Facing another tight fiscal year, officials say funding will remain steady this year, but produce suppliers are hoping for more.
“As far as this season goes, Jersey Fresh is a big concern,” said Ben Casella, field representative for the New Jersey Farm Bureau, Trenton.
“They don’t have quite the resources that they’ve had in the past due to the state budgets over the years, but hopefully the name and some local promotion will keep the product in demand.”
The Jersey Fresh budget, which once topped $1.2 million, has been slashed over recent years to its current low point of $150,000.
“It was a breathtaking cut, but Gov. Christie shows signs of being pro-agriculture,” said Peter Furey, executive director of the New Jersey Farm Bureau.
Furey said that in an atmosphere of “absolute fiscal austerity” throughout the state’s budget, many in the department are thankful that further cuts have not been made.

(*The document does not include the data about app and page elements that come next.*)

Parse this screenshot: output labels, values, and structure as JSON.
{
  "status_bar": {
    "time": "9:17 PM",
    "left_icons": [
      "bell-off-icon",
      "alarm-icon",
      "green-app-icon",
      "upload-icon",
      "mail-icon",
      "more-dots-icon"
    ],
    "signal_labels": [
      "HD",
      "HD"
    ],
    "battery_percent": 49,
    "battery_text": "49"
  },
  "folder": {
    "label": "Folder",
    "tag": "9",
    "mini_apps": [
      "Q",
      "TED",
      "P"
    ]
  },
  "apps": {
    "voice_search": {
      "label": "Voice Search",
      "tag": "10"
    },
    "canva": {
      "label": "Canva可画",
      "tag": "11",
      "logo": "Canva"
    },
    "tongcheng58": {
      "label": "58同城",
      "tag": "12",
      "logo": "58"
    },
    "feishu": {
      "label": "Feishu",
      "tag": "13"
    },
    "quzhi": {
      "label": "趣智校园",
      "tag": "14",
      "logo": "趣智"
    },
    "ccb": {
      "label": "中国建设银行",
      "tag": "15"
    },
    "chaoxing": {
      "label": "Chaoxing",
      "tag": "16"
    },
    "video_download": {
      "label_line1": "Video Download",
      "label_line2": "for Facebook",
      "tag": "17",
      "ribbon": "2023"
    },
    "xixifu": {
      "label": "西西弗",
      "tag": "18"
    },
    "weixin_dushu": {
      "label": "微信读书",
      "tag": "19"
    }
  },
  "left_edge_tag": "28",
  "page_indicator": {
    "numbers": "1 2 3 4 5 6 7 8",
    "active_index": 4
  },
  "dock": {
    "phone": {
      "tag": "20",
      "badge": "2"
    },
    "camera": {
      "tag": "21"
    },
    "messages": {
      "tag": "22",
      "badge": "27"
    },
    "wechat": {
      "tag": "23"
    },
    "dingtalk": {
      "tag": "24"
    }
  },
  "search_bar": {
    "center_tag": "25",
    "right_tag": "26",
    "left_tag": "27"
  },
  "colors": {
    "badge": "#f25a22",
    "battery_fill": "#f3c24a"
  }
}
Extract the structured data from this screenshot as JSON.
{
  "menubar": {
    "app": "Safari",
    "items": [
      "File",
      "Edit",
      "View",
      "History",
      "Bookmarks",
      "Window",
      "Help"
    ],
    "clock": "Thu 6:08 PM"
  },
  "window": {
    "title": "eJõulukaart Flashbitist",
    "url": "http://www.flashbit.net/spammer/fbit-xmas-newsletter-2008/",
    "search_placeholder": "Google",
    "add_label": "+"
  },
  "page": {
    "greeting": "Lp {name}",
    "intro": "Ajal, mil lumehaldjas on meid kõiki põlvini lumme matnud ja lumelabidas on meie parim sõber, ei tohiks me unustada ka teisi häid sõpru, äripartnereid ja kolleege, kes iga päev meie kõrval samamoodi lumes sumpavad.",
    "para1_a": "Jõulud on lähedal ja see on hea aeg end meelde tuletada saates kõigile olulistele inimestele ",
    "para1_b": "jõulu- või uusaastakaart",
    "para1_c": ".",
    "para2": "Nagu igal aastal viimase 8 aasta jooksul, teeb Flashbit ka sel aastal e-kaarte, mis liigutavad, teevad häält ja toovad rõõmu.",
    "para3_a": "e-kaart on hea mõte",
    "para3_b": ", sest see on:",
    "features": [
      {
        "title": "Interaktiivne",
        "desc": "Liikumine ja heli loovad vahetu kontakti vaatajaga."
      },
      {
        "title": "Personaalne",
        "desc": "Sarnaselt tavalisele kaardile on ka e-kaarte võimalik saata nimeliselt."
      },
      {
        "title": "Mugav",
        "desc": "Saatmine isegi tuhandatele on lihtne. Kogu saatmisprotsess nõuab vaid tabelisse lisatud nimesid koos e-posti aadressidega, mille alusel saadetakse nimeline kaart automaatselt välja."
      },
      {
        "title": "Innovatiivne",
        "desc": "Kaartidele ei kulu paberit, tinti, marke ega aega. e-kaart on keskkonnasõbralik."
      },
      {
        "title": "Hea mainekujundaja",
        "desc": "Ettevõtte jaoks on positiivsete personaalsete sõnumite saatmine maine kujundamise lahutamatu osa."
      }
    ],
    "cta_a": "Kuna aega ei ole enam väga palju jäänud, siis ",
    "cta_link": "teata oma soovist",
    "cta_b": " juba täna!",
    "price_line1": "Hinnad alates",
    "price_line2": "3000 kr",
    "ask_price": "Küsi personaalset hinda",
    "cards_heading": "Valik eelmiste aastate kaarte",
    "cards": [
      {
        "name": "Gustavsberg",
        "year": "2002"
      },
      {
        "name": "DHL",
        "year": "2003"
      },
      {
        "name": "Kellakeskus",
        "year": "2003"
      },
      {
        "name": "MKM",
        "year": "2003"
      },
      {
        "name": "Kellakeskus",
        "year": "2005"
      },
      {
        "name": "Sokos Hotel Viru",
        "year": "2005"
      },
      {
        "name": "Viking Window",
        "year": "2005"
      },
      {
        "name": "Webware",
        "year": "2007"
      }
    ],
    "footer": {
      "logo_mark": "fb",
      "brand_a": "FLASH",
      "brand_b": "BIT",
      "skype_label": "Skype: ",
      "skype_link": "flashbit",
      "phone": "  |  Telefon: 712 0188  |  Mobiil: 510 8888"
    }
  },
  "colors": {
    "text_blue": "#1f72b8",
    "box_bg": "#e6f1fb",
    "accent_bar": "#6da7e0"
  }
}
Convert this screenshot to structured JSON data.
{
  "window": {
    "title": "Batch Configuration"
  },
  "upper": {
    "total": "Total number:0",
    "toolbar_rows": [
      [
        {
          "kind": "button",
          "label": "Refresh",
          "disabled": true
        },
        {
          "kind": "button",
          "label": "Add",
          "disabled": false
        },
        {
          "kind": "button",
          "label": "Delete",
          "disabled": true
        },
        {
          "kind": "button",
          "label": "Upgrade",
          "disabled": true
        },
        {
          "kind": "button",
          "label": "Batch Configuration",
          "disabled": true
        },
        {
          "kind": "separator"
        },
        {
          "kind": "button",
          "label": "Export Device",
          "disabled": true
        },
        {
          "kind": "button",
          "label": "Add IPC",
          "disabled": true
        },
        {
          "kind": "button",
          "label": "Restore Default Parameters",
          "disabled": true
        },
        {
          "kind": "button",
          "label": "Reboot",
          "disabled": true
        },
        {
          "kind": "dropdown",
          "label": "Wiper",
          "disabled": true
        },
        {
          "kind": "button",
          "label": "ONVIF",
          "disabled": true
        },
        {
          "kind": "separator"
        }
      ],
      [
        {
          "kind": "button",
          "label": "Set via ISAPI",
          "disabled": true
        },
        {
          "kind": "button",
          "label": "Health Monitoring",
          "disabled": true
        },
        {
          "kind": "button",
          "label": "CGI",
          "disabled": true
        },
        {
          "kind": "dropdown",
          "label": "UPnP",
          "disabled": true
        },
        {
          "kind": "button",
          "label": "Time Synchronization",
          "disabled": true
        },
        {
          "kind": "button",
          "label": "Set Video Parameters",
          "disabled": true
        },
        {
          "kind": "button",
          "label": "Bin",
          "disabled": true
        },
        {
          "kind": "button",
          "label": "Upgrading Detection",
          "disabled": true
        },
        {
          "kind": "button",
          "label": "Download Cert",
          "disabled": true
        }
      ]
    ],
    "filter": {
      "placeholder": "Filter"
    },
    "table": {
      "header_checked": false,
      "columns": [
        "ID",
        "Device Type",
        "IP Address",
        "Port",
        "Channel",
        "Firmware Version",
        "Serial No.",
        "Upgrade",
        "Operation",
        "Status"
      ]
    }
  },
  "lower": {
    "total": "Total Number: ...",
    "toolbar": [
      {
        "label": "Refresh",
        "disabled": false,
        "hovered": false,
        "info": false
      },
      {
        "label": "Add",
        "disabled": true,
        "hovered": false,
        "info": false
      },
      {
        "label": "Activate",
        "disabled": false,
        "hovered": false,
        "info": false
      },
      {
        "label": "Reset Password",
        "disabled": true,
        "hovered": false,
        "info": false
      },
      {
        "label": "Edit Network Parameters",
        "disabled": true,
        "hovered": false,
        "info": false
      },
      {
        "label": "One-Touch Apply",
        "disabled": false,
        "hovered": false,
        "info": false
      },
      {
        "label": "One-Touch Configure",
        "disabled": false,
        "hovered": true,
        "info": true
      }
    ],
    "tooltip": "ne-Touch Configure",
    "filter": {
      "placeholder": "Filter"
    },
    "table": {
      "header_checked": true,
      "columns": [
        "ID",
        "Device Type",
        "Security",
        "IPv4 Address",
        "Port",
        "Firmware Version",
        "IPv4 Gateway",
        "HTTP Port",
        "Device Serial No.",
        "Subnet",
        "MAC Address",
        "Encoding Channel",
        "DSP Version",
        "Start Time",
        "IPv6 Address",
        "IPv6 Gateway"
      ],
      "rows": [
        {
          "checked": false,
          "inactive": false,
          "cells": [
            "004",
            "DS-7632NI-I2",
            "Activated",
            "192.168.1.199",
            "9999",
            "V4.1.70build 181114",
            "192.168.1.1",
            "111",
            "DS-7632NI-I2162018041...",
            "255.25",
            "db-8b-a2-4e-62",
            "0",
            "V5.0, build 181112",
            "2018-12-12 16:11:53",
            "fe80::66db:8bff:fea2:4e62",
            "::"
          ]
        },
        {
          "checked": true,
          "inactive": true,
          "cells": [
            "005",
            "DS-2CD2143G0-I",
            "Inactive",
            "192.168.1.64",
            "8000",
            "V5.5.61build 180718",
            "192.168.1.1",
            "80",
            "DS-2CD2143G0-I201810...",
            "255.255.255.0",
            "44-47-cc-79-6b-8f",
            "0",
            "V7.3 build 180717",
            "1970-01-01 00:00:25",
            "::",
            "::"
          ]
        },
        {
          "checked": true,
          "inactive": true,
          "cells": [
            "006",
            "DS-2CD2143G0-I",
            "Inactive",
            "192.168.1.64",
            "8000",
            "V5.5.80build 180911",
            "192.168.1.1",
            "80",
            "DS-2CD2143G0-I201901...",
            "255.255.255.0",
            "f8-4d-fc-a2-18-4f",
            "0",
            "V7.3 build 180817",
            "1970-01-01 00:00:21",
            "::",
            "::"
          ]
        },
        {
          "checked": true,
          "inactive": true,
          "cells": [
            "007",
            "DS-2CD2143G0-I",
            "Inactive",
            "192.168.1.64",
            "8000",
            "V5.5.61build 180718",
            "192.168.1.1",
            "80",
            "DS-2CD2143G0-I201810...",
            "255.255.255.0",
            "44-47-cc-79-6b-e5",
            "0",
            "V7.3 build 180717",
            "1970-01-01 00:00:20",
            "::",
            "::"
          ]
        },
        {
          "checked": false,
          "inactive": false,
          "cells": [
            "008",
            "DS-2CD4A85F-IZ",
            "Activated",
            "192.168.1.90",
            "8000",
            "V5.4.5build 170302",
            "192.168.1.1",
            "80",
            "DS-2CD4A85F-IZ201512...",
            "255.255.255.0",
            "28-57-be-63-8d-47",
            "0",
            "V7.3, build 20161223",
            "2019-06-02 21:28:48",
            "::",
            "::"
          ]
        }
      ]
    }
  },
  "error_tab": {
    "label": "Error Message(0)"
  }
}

“It was cut severely in the previous two or three years,” he said. “What that $150,000 allows is enforcement upgrading and some limited continuity with point-of-sales materials, which is important to keep that continuity in the program.”
Casella agreed that the new administration of Gov. Chris Christie has expressed support for the Department of Agriculture.
“The agricultural aspect of the operations budget wasn’t cut as drastically as it has been in the past, and he has made comments that he would like to restore the Jersey Fresh funding,” Casella said.
“I’m not really optimistic that it’s going to return, but I definitely think we have the governor’s support.”
Casella explained the state has been successful getting the Jersey Fresh program to the point of being an icon for the country, but he said continued funding is needed to keep the public aware that Jersey Fresh produce is available.
“It’s a program that needs constant monitoring, funding and plain advertising to the public that it’s available,” he said.
“There is a big push for local produce but that is … not really clearly defined, whereas ‘Jersey Fresh’ specifically describes it as from New Jersey.”
Casella said that translates to cuts in advertising, principally on television.
“That was scaled back to radio. Now the radio has been scaled back to some print media,” he said, noting that the program still participates in some regional trade shows in New England and the Newark, Del.-based Produce Marketing Association’s Fresh Summit.